Currently, ANZ is offering up to $1500, Westpac and ASB up to $2000, and BNZ up to $3000, all of which have various strings attached.

Kiwibank has a refinancing package, worth up to $2000, covering the likes of valuation and legal fees.

If you are refinancing with a new bank, bear in mind it will cost you money, and be sure to ask your new bank to meet at least some of the costs.

Don't let the allure of cold hard cash corrupt you from the most sensible choice, either. 

There is no point getting $2000 for "free", only to spend an extra $3000 on break fees or a higher interest payment. 

5. Save a buffer

If you managed to snag a rate starting with a "4" in recent months, refinancing at 6.5 per cent is going to feel like a bucket of cold water has been dumped over your head.

To avoid the shock, consider saving a little extra on the side while you are still benefiting from the bargain prices.

That will not only acclimatise you to higher rates, but actually help pay off the mortgage even faster.

6. Lock it in

The fat profit margins on floating loans mean they are actually more expensive than fixed rates up to two years.

Part of the reason banks are now losing margin is that people are flocking away from floating rates again, in a sort of seasonal migration.

"Banks hate it," says Bolton.

Whatever makes the banks grumpy is usually good news for the rest of us. 

While floating rates rise with the Reserve Bank's official cash rate, fixed rates have already priced in the expected changes.

"Fixing for two years has become an absolute no-brainer," says Bolton.

His analysis shows short-term fixed rates of a year or two usually perform better than longer-term ones.

For conservative folks who want more certainty, even four and five year rates "are starting to look like quite good value for money".

7. Hedge your bets

The other option is to hedge your bets and try to get the best of both worlds.

Bank of New Zealand chief economist Tony Alexander recommends keeping at least a portion of your loan floating, so you have the flexibility to make extra repayments.

It is entirely possible that interest rates could go higher than everyone expects, or stay lower than expected.

"To reflect that risk, you might want to have a short-term fixed rate and a longer-term fixed rate out towards three to four years," Alexander says.

For example, you might keep one third floating, fix one third at two years, and fix the last third on a four-year term.

Alexander says some people prefer a simpler set-up, and everyone will have their own preferences.

As always, there is no cookie-cutter approach, it is different strokes for different folks.

Whatever you do, don't take higher mortgage rates lying down.

When banks are minting a run of record profits, it is time to exercise the power of the consumer.

So fight back.
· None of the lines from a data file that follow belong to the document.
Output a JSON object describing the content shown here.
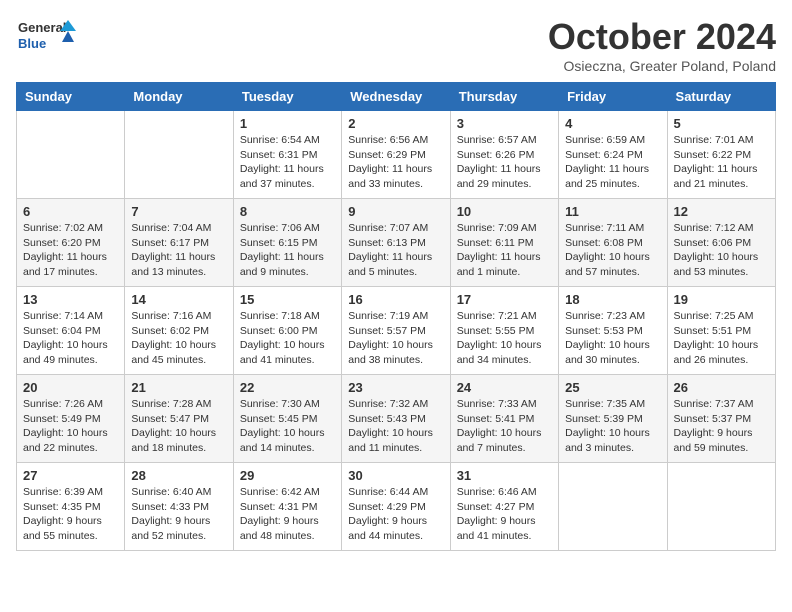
{
  "logo": {
    "text_general": "General",
    "text_blue": "Blue"
  },
  "title": "October 2024",
  "subtitle": "Osieczna, Greater Poland, Poland",
  "weekdays": [
    "Sunday",
    "Monday",
    "Tuesday",
    "Wednesday",
    "Thursday",
    "Friday",
    "Saturday"
  ],
  "weeks": [
    [
      {
        "day": "",
        "info": ""
      },
      {
        "day": "",
        "info": ""
      },
      {
        "day": "1",
        "info": "Sunrise: 6:54 AM\nSunset: 6:31 PM\nDaylight: 11 hours and 37 minutes."
      },
      {
        "day": "2",
        "info": "Sunrise: 6:56 AM\nSunset: 6:29 PM\nDaylight: 11 hours and 33 minutes."
      },
      {
        "day": "3",
        "info": "Sunrise: 6:57 AM\nSunset: 6:26 PM\nDaylight: 11 hours and 29 minutes."
      },
      {
        "day": "4",
        "info": "Sunrise: 6:59 AM\nSunset: 6:24 PM\nDaylight: 11 hours and 25 minutes."
      },
      {
        "day": "5",
        "info": "Sunrise: 7:01 AM\nSunset: 6:22 PM\nDaylight: 11 hours and 21 minutes."
      }
    ],
    [
      {
        "day": "6",
        "info": "Sunrise: 7:02 AM\nSunset: 6:20 PM\nDaylight: 11 hours and 17 minutes."
      },
      {
        "day": "7",
        "info": "Sunrise: 7:04 AM\nSunset: 6:17 PM\nDaylight: 11 hours and 13 minutes."
      },
      {
        "day": "8",
        "info": "Sunrise: 7:06 AM\nSunset: 6:15 PM\nDaylight: 11 hours and 9 minutes."
      },
      {
        "day": "9",
        "info": "Sunrise: 7:07 AM\nSunset: 6:13 PM\nDaylight: 11 hours and 5 minutes."
      },
      {
        "day": "10",
        "info": "Sunrise: 7:09 AM\nSunset: 6:11 PM\nDaylight: 11 hours and 1 minute."
      },
      {
        "day": "11",
        "info": "Sunrise: 7:11 AM\nSunset: 6:08 PM\nDaylight: 10 hours and 57 minutes."
      },
      {
        "day": "12",
        "info": "Sunrise: 7:12 AM\nSunset: 6:06 PM\nDaylight: 10 hours and 53 minutes."
      }
    ],
    [
      {
        "day": "13",
        "info": "Sunrise: 7:14 AM\nSunset: 6:04 PM\nDaylight: 10 hours and 49 minutes."
      },
      {
        "day": "14",
        "info": "Sunrise: 7:16 AM\nSunset: 6:02 PM\nDaylight: 10 hours and 45 minutes."
      },
      {
        "day": "15",
        "info": "Sunrise: 7:18 AM\nSunset: 6:00 PM\nDaylight: 10 hours and 41 minutes."
      },
      {
        "day": "16",
        "info": "Sunrise: 7:19 AM\nSunset: 5:57 PM\nDaylight: 10 hours and 38 minutes."
      },
      {
        "day": "17",
        "info": "Sunrise: 7:21 AM\nSunset: 5:55 PM\nDaylight: 10 hours and 34 minutes."
      },
      {
        "day": "18",
        "info": "Sunrise: 7:23 AM\nSunset: 5:53 PM\nDaylight: 10 hours and 30 minutes."
      },
      {
        "day": "19",
        "info": "Sunrise: 7:25 AM\nSunset: 5:51 PM\nDaylight: 10 hours and 26 minutes."
      }
    ],
    [
      {
        "day": "20",
        "info": "Sunrise: 7:26 AM\nSunset: 5:49 PM\nDaylight: 10 hours and 22 minutes."
      },
      {
        "day": "21",
        "info": "Sunrise: 7:28 AM\nSunset: 5:47 PM\nDaylight: 10 hours and 18 minutes."
      },
      {
        "day": "22",
        "info": "Sunrise: 7:30 AM\nSunset: 5:45 PM\nDaylight: 10 hours and 14 minutes."
      },
      {
        "day": "23",
        "info": "Sunrise: 7:32 AM\nSunset: 5:43 PM\nDaylight: 10 hours and 11 minutes."
      },
      {
        "day": "24",
        "info": "Sunrise: 7:33 AM\nSunset: 5:41 PM\nDaylight: 10 hours and 7 minutes."
      },
      {
        "day": "25",
        "info": "Sunrise: 7:35 AM\nSunset: 5:39 PM\nDaylight: 10 hours and 3 minutes."
      },
      {
        "day": "26",
        "info": "Sunrise: 7:37 AM\nSunset: 5:37 PM\nDaylight: 9 hours and 59 minutes."
      }
    ],
    [
      {
        "day": "27",
        "info": "Sunrise: 6:39 AM\nSunset: 4:35 PM\nDaylight: 9 hours and 55 minutes."
      },
      {
        "day": "28",
        "info": "Sunrise: 6:40 AM\nSunset: 4:33 PM\nDaylight: 9 hours and 52 minutes."
      },
      {
        "day": "29",
        "info": "Sunrise: 6:42 AM\nSunset: 4:31 PM\nDaylight: 9 hours and 48 minutes."
      },
      {
        "day": "30",
        "info": "Sunrise: 6:44 AM\nSunset: 4:29 PM\nDaylight: 9 hours and 44 minutes."
      },
      {
        "day": "31",
        "info": "Sunrise: 6:46 AM\nSunset: 4:27 PM\nDaylight: 9 hours and 41 minutes."
      },
      {
        "day": "",
        "info": ""
      },
      {
        "day": "",
        "info": ""
      }
    ]
  ]
}
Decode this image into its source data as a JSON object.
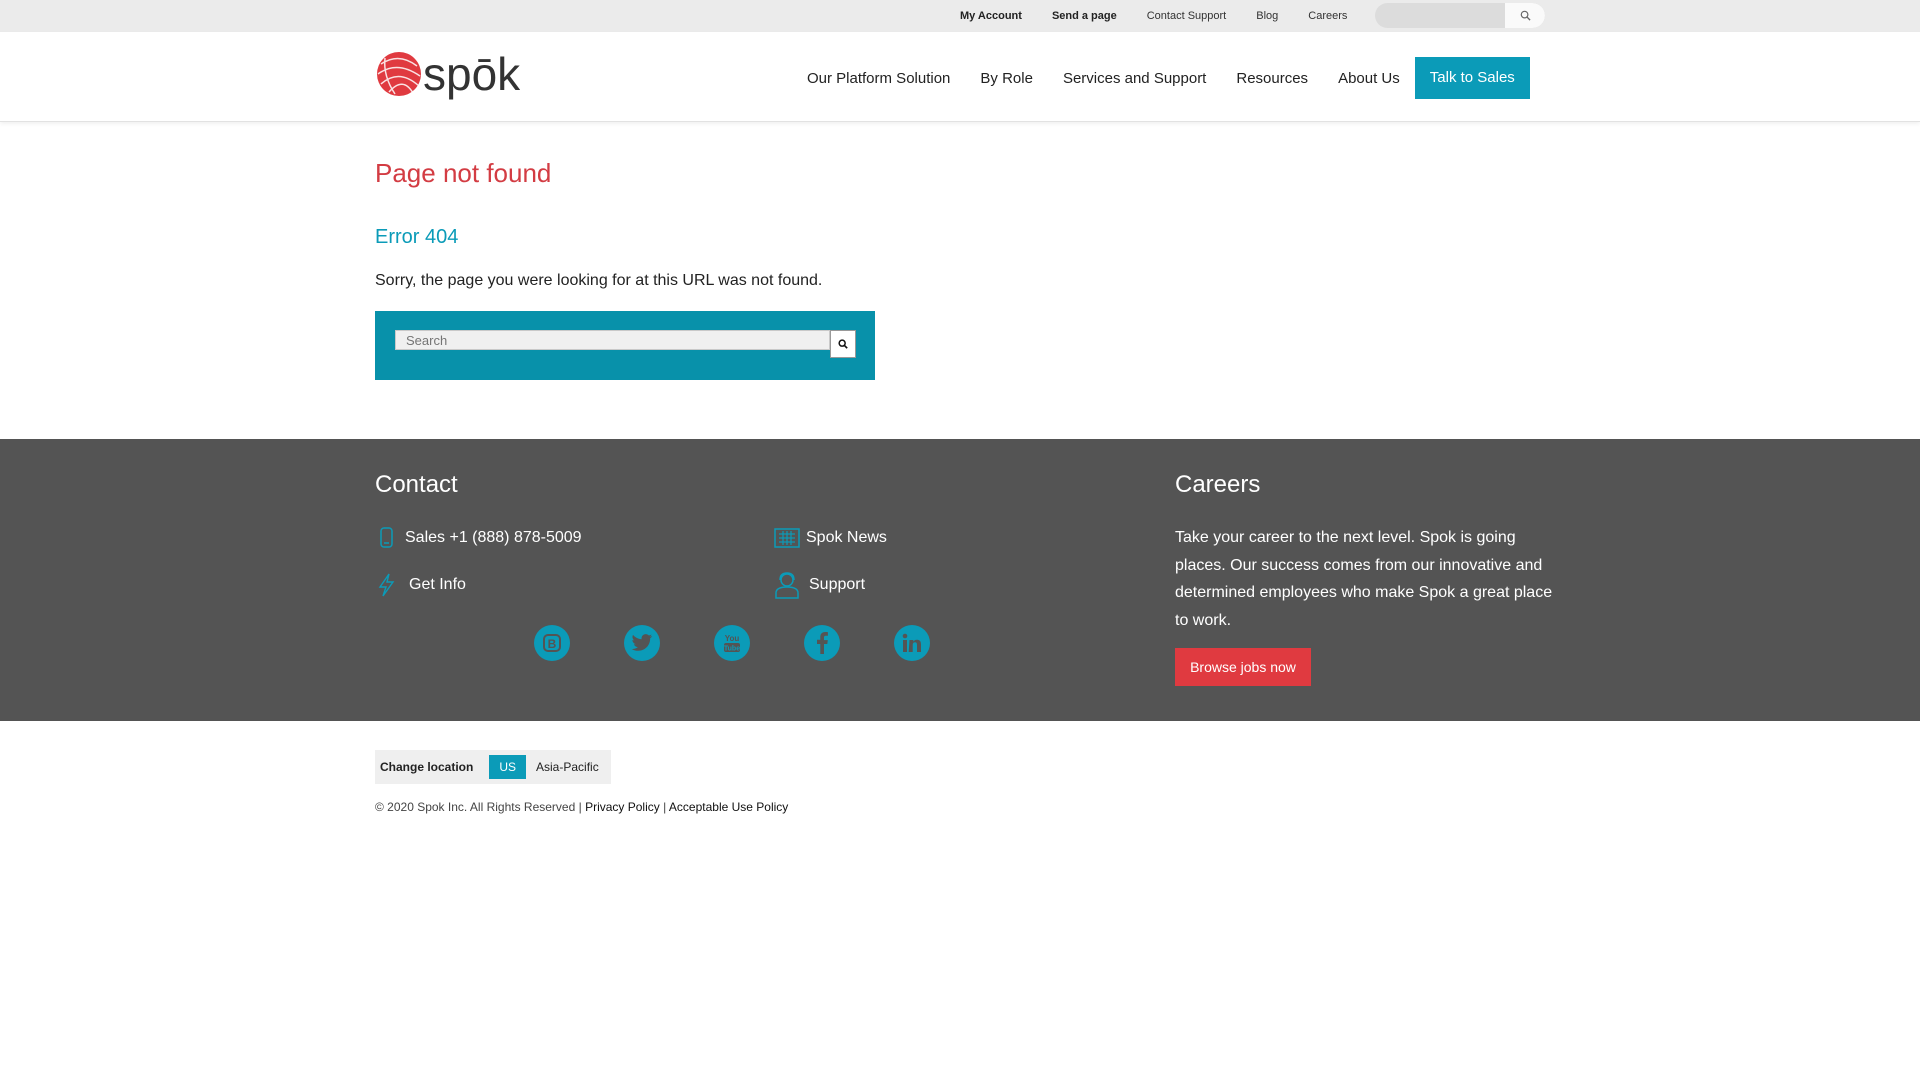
{
  "utility_bar": {
    "links": [
      "My Account",
      "Send a page",
      "Contact Support",
      "Blog",
      "Careers"
    ],
    "search_placeholder": "",
    "search_icon": "search-icon"
  },
  "header": {
    "logo_text": "spōk",
    "nav": [
      "Our Platform Solution",
      "By Role",
      "Services and Support",
      "Resources",
      "About Us"
    ],
    "cta": "Talk to Sales"
  },
  "main": {
    "title": "Page not found",
    "subtitle": "Error 404",
    "message": "Sorry, the page you were looking for at this URL was not found.",
    "search_placeholder": "Search",
    "search_icon": "search-icon"
  },
  "footer": {
    "contact_heading": "Contact",
    "sales": "Sales +1 (888) 878-5009",
    "get_info": "Get Info",
    "news": "Spok News",
    "support": "Support",
    "careers_heading": "Careers",
    "careers_text": "Take your career to the next level. Spok is going places. Our success comes from our innovative and determined employees who make Spok a great place to work.",
    "jobs_button": "Browse jobs now",
    "social": [
      "blog-icon",
      "twitter-icon",
      "youtube-icon",
      "facebook-icon",
      "linkedin-icon"
    ],
    "icon_color": "#0b9bb8"
  },
  "bottom": {
    "change_location": "Change location",
    "us": "US",
    "asia_pacific": "Asia-Pacific",
    "copyright": "© 2020 Spok Inc. All Rights Reserved |",
    "privacy": "Privacy Policy",
    "separator": "|",
    "acceptable_use": "Acceptable Use Policy"
  },
  "colors": {
    "accent": "#0b9bb8",
    "brand_red": "#d33c43",
    "footer_bg": "#545454"
  }
}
Call your bank manager. Kick up a stink. There are thousands of dollars at stake if you do.